Lawyers need to understand your needs. But your view of expertise and great service might differ from their view, so to get better responses from law firms, you need to communicate what you really want and expect.

TIPS FOR BETTER RFPS:

COMMUNICATE CLEARLY: Communicate clearly about the expertise and service you expect. Don't assume the firms know or understand your needs. Vague terms like “efficiency” or “project management” mean different things to different people. For example, are you referring to technology or programs?

CUSTOMIZE YOUR RFP: Terminology and jargon used in other professional services industries does not always fit with legal services. Be careful when you “cut and paste” questions from other RFPs. Tailor your RFP in order to save valuable time responding to numerous questions for clarification.

GLOBAL REQUESTS FOR SERVICE: Customize your terminology for the country that is receiving your RFP. For example, 401s and 10Ks are U.S. terminology.

EVALUATION CRITERIA: Provide evaluation criteria and the weighting for responses. This will help law firms understand what is important to you.

FEE QUOTES: When asking for fee quotes, provide information about the scope and volume. Asking for a fixed fee without providing information will not get you the outcome you desire. Ask to speak with the law firm’s “number crunchers” when negotiating fees as you speak the same language.

TEST SOFTWARE AND SPREADSHEETS: Test your software and spreadsheets before sending out the RFP (perhaps test it outside of your company) to make sure it works. This will prevent a last minute panic for your procurement department not to mention the law firms.

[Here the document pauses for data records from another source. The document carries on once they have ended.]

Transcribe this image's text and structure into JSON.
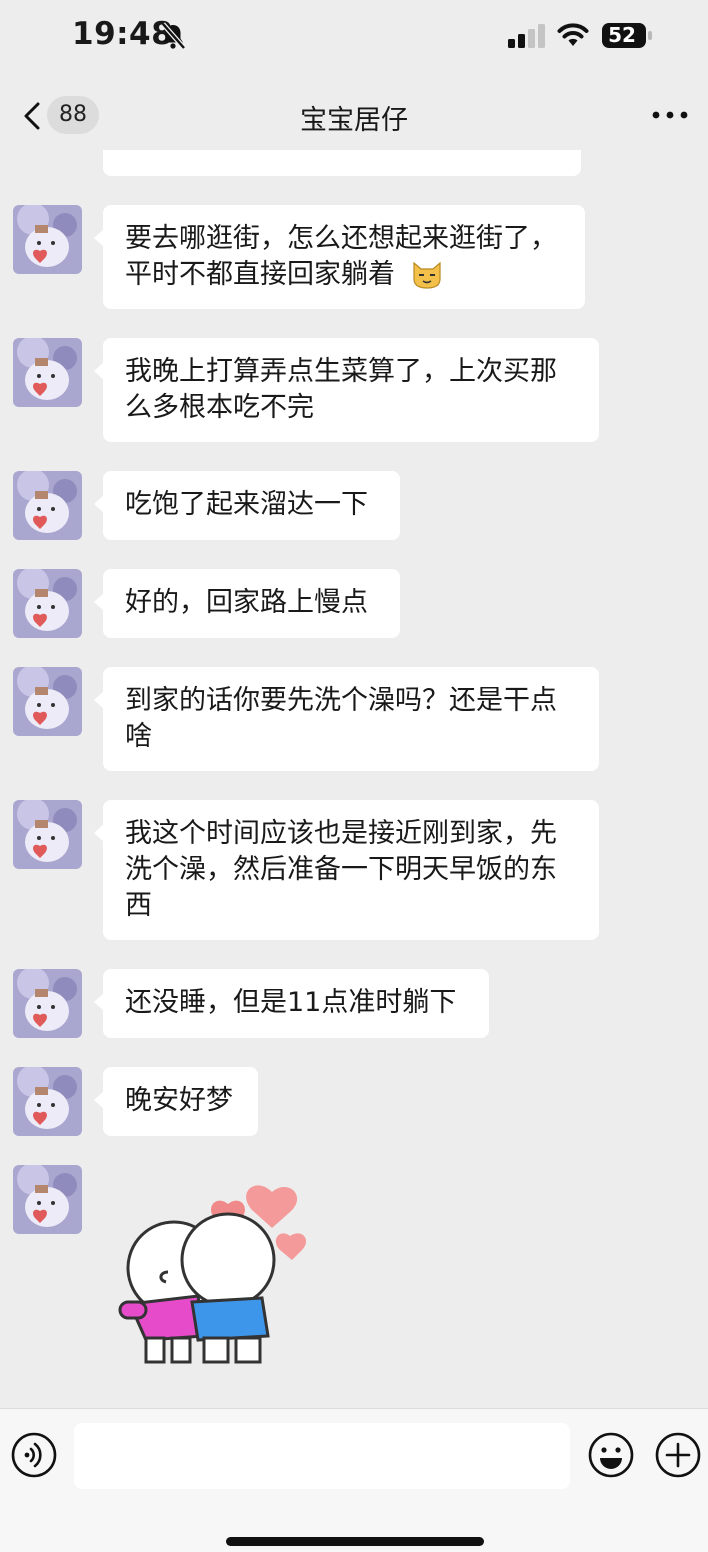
{
  "status_bar": {
    "time": "19:48",
    "battery": "52",
    "icons": [
      "bell-slash-icon",
      "cellular-signal-icon",
      "wifi-icon",
      "battery-icon"
    ]
  },
  "nav": {
    "back_icon": "chevron-left-icon",
    "unread_count": "88",
    "title": "宝宝居仔",
    "more_icon": "more-icon"
  },
  "messages": [
    {
      "text": "要去哪逛街，怎么还想起来逛街了，\n平时不都直接回家躺着",
      "emoji": "cat-face-emoji"
    },
    {
      "text": "我晚上打算弄点生菜算了，上次买那\n么多根本吃不完"
    },
    {
      "text": "吃饱了起来溜达一下"
    },
    {
      "text": "好的，回家路上慢点"
    },
    {
      "text": "到家的话你要先洗个澡吗？还是干点\n啥"
    },
    {
      "text": "我这个时间应该也是接近刚到家，先\n洗个澡，然后准备一下明天早饭的东\n西"
    },
    {
      "text": "还没睡，但是11点准时躺下"
    },
    {
      "text": "晚安好梦"
    }
  ],
  "sticker": {
    "icon": "hug-sticker-icon"
  },
  "input_bar": {
    "voice_icon": "voice-icon",
    "input_value": "",
    "emoji_icon": "emoji-icon",
    "plus_icon": "plus-icon"
  },
  "colors": {
    "background": "#ededed",
    "bubble": "#ffffff",
    "text": "#191919",
    "input_bar": "#f7f7f7"
  }
}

PROVIDE A CHECKLIST: Insert a checklist to ensure that the law firm includes all relevant documents. You may lose a great candidate if any mandatory information is omitted.

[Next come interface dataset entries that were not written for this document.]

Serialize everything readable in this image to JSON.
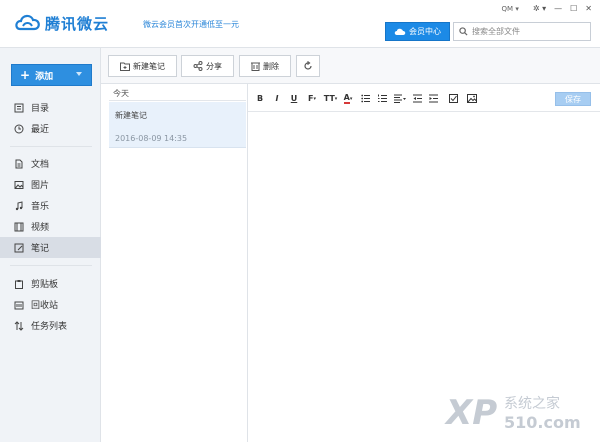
{
  "app": {
    "name": "腾讯微云",
    "promo": "微云会员首次开通低至一元",
    "user": "QM",
    "member_center": "会员中心",
    "search_placeholder": "搜索全部文件"
  },
  "sidebar": {
    "add_label": "添加",
    "groups": [
      [
        {
          "label": "目录",
          "icon": "directory-icon"
        },
        {
          "label": "最近",
          "icon": "clock-icon"
        }
      ],
      [
        {
          "label": "文档",
          "icon": "document-icon"
        },
        {
          "label": "图片",
          "icon": "image-icon"
        },
        {
          "label": "音乐",
          "icon": "music-icon"
        },
        {
          "label": "视频",
          "icon": "video-icon"
        },
        {
          "label": "笔记",
          "icon": "note-icon",
          "active": true
        }
      ],
      [
        {
          "label": "剪贴板",
          "icon": "clipboard-icon"
        },
        {
          "label": "回收站",
          "icon": "trash-icon"
        },
        {
          "label": "任务列表",
          "icon": "transfer-icon"
        }
      ]
    ]
  },
  "toolbar": {
    "new_note": "新建笔记",
    "share": "分享",
    "delete": "删除"
  },
  "notes": {
    "group": "今天",
    "items": [
      {
        "title": "新建笔记",
        "date": "2016-08-09 14:35"
      }
    ]
  },
  "editor": {
    "save": "保存",
    "tools": [
      "B",
      "I",
      "U",
      "F",
      "TT",
      "A"
    ]
  },
  "watermark": {
    "text": "系统之家",
    "brand": "XP",
    "domain": "510.com"
  },
  "colors": {
    "brand_blue": "#1f7fd4",
    "member_blue": "#1c8ae6",
    "save_blue": "#a7cdf2"
  }
}
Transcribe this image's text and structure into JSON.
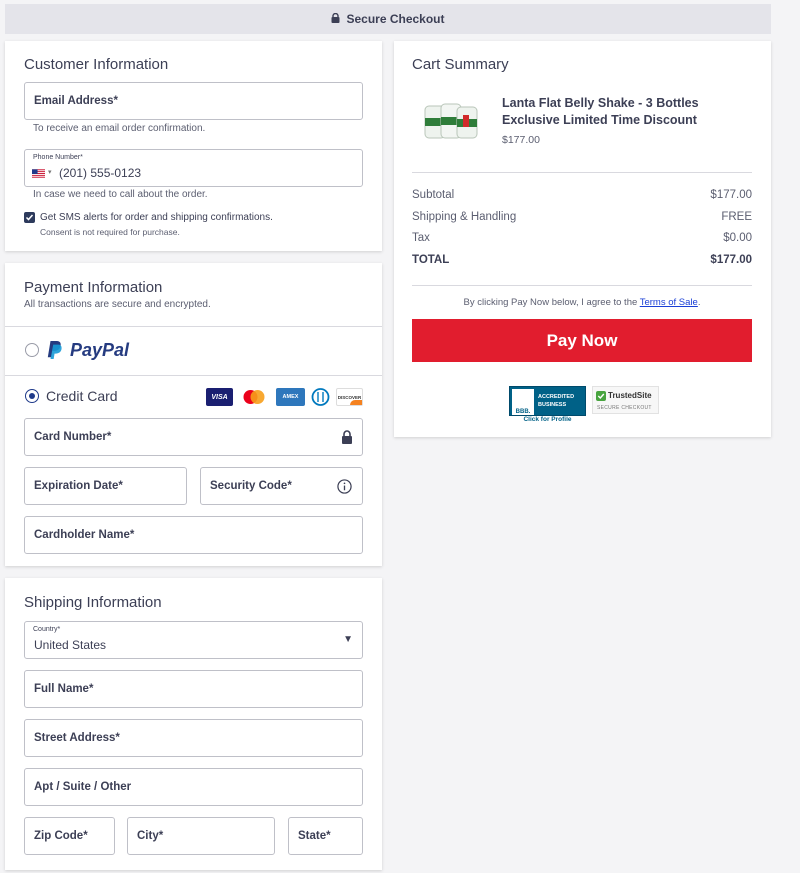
{
  "topbar": {
    "title": "Secure Checkout"
  },
  "customer": {
    "title": "Customer Information",
    "email_label": "Email Address*",
    "email_hint": "To receive an email order confirmation.",
    "phone_label": "Phone Number*",
    "phone_value": "(201) 555-0123",
    "phone_hint": "In case we need to call about the order.",
    "sms_label": "Get SMS alerts for order and shipping confirmations.",
    "sms_consent": "Consent is not required for purchase."
  },
  "payment": {
    "title": "Payment Information",
    "subtitle": "All transactions are secure and encrypted.",
    "paypal_label": "PayPal",
    "credit_label": "Credit Card",
    "card_brands": [
      "VISA",
      "AMEX",
      "DISCOVER"
    ],
    "card_number_label": "Card Number*",
    "expiration_label": "Expiration Date*",
    "security_label": "Security Code*",
    "cardholder_label": "Cardholder Name*"
  },
  "shipping": {
    "title": "Shipping Information",
    "country_label": "Country*",
    "country_value": "United States",
    "fullname_label": "Full Name*",
    "street_label": "Street Address*",
    "apt_label": "Apt / Suite / Other",
    "zip_label": "Zip Code*",
    "city_label": "City*",
    "state_label": "State*"
  },
  "cart": {
    "title": "Cart Summary",
    "product_name": "Lanta Flat Belly Shake - 3 Bottles Exclusive Limited Time Discount",
    "product_price": "$177.00",
    "subtotal_label": "Subtotal",
    "subtotal_value": "$177.00",
    "shipping_label": "Shipping & Handling",
    "shipping_value": "FREE",
    "tax_label": "Tax",
    "tax_value": "$0.00",
    "total_label": "TOTAL",
    "total_value": "$177.00",
    "terms_prefix": "By clicking Pay Now below, I agree to the",
    "terms_link": "Terms of Sale",
    "terms_suffix": ".",
    "pay_button": "Pay Now",
    "bbb_line1": "ACCREDITED",
    "bbb_line2": "BUSINESS",
    "bbb_brand": "BBB.",
    "bbb_profile": "Click for Profile",
    "trusted_title": "TrustedSite",
    "trusted_sub": "SECURE CHECKOUT"
  },
  "colors": {
    "pay_red": "#e11d2e",
    "accent_blue": "#1f3a8a",
    "paypal_dark": "#253b80",
    "paypal_light": "#179bd7"
  }
}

Nancey Watson is a legal business development and proposal consultant. She strategizes, develops pricing strategies, and writes proposals for law firms – global, national, mid-size and boutique. She is a catalyst for opening the dialogue between procurement and law firms and has created a series of seminars on the topic “How Procurement Impacts Law Firm Selection”. Reach her at 416 436 1375, or nlwatson@sympatico.ca.

Posted
AuthorJohn Murray